WHAT THE EXERCISE ASKS
Although pictures appear in the records, the copy must leave them out and match everything else exactly.
--- DATA UNDER STUDY ---
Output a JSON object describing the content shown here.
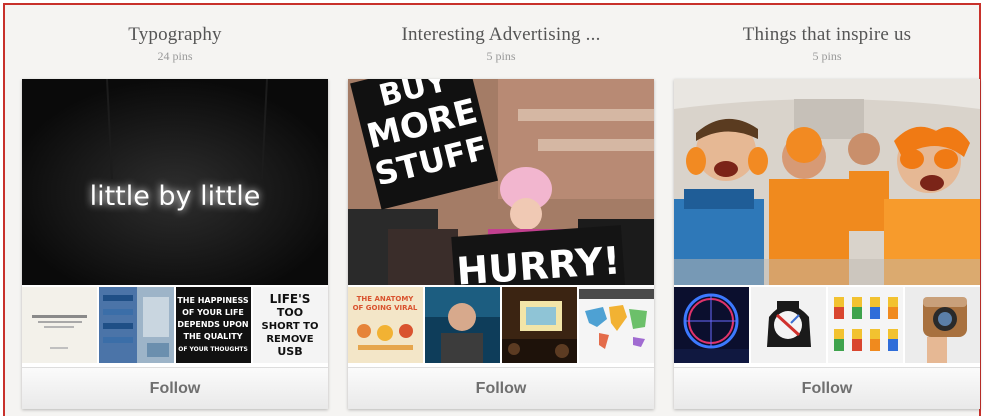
{
  "boards": [
    {
      "title": "Typography",
      "pin_count": "24 pins",
      "cover_text": "little by little",
      "thumbs": [
        {
          "icon": "typography-sample-icon"
        },
        {
          "icon": "blue-pattern-icon"
        },
        {
          "text_lines": [
            "THE HAPPINESS",
            "OF YOUR LIFE",
            "DEPENDS UPON",
            "THE QUALITY",
            "OF YOUR THOUGHTS"
          ]
        },
        {
          "text_lines": [
            "LIFE'S",
            "TOO",
            "SHORT TO",
            "REMOVE",
            "USB"
          ]
        }
      ],
      "follow_label": "Follow"
    },
    {
      "title": "Interesting Advertising ...",
      "pin_count": "5 pins",
      "cover_text_top": [
        "BUY",
        "MORE",
        "STUFF"
      ],
      "cover_text_bottom": "HURRY!",
      "thumbs": [
        {
          "text_lines": [
            "THE ANATOMY",
            "OF GOING VIRAL"
          ]
        },
        {
          "icon": "speaker-portrait-icon"
        },
        {
          "icon": "presentation-room-icon"
        },
        {
          "icon": "world-map-icon"
        }
      ],
      "follow_label": "Follow"
    },
    {
      "title": "Things that inspire us",
      "pin_count": "5 pins",
      "thumbs": [
        {
          "icon": "london-eye-icon"
        },
        {
          "icon": "queen-portrait-icon"
        },
        {
          "icon": "lego-figures-icon"
        },
        {
          "icon": "instagram-camera-icon"
        }
      ],
      "follow_label": "Follow"
    }
  ]
}
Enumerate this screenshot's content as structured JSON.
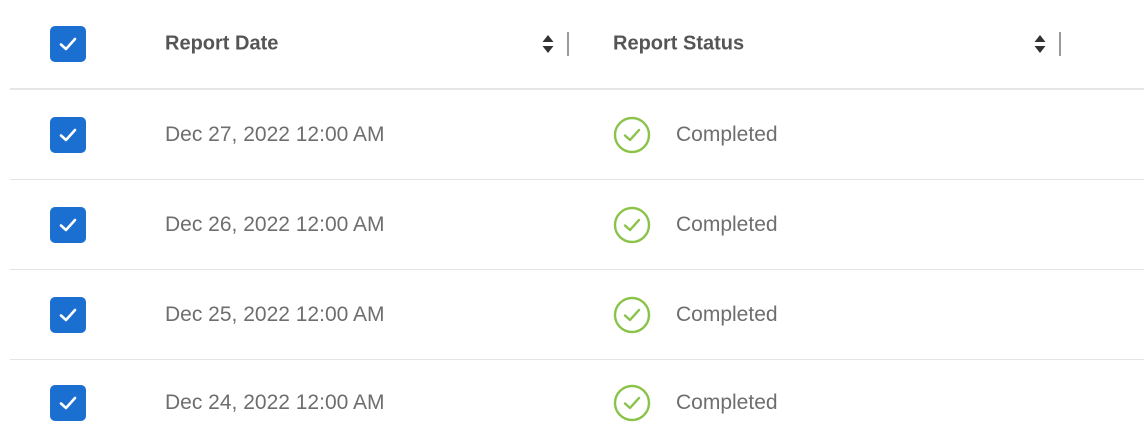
{
  "table": {
    "header": {
      "columns": [
        {
          "label": "Report Date"
        },
        {
          "label": "Report Status"
        }
      ],
      "select_all_checked": true
    },
    "rows": [
      {
        "date": "Dec 27, 2022 12:00 AM",
        "status": "Completed",
        "checked": true
      },
      {
        "date": "Dec 26, 2022 12:00 AM",
        "status": "Completed",
        "checked": true
      },
      {
        "date": "Dec 25, 2022 12:00 AM",
        "status": "Completed",
        "checked": true
      },
      {
        "date": "Dec 24, 2022 12:00 AM",
        "status": "Completed",
        "checked": true
      }
    ]
  },
  "colors": {
    "checkbox": "#1a6fd1",
    "status_completed": "#8bc34a",
    "text": "#6e6e6e",
    "header_text": "#555555"
  },
  "icons": {
    "checkbox": "checkmark-icon",
    "sort": "sort-arrows-icon",
    "status": "check-circle-icon"
  }
}
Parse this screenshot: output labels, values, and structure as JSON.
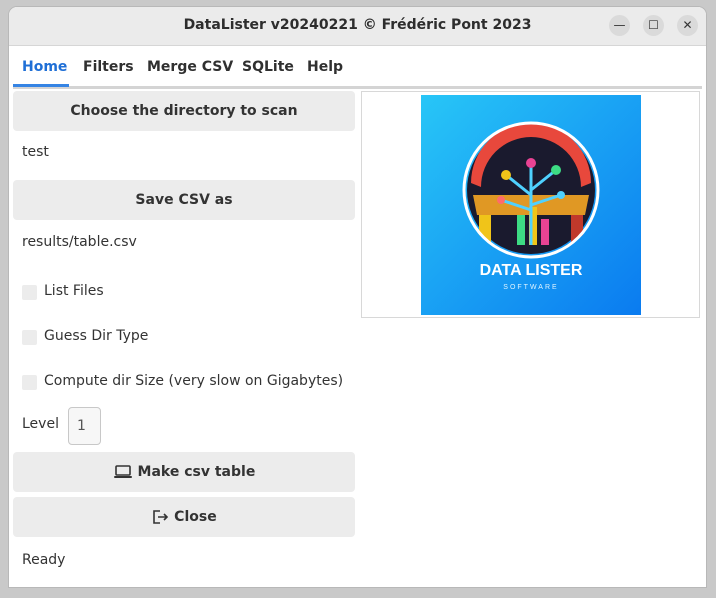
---
YOUR RESPONSE
Output a JSON object describing the content shown here.
{
  "boards": [
    {
      "title": "Typography",
      "pin_count": "24 pins",
      "cover_text": "little by little",
      "thumbs": [
        {
          "icon": "typography-sample-icon"
        },
        {
          "icon": "blue-pattern-icon"
        },
        {
          "text_lines": [
            "THE HAPPINESS",
            "OF YOUR LIFE",
            "DEPENDS UPON",
            "THE QUALITY",
            "OF YOUR THOUGHTS"
          ]
        },
        {
          "text_lines": [
            "LIFE'S",
            "TOO",
            "SHORT TO",
            "REMOVE",
            "USB"
          ]
        }
      ],
      "follow_label": "Follow"
    },
    {
      "title": "Interesting Advertising ...",
      "pin_count": "5 pins",
      "cover_text_top": [
        "BUY",
        "MORE",
        "STUFF"
      ],
      "cover_text_bottom": "HURRY!",
      "thumbs": [
        {
          "text_lines": [
            "THE ANATOMY",
            "OF GOING VIRAL"
          ]
        },
        {
          "icon": "speaker-portrait-icon"
        },
        {
          "icon": "presentation-room-icon"
        },
        {
          "icon": "world-map-icon"
        }
      ],
      "follow_label": "Follow"
    },
    {
      "title": "Things that inspire us",
      "pin_count": "5 pins",
      "thumbs": [
        {
          "icon": "london-eye-icon"
        },
        {
          "icon": "queen-portrait-icon"
        },
        {
          "icon": "lego-figures-icon"
        },
        {
          "icon": "instagram-camera-icon"
        }
      ],
      "follow_label": "Follow"
    }
  ]
}
Enumerate this screenshot's content as structured JSON.
{
  "table": {
    "header": {
      "columns": [
        {
          "label": "Report Date"
        },
        {
          "label": "Report Status"
        }
      ],
      "select_all_checked": true
    },
    "rows": [
      {
        "date": "Dec 27, 2022 12:00 AM",
        "status": "Completed",
        "checked": true
      },
      {
        "date": "Dec 26, 2022 12:00 AM",
        "status": "Completed",
        "checked": true
      },
      {
        "date": "Dec 25, 2022 12:00 AM",
        "status": "Completed",
        "checked": true
      },
      {
        "date": "Dec 24, 2022 12:00 AM",
        "status": "Completed",
        "checked": true
      }
    ]
  },
  "colors": {
    "checkbox": "#1a6fd1",
    "status_completed": "#8bc34a",
    "text": "#6e6e6e",
    "header_text": "#555555"
  },
  "icons": {
    "checkbox": "checkmark-icon",
    "sort": "sort-arrows-icon",
    "status": "check-circle-icon"
  }
}
Parse this screenshot: output labels, values, and structure as JSON.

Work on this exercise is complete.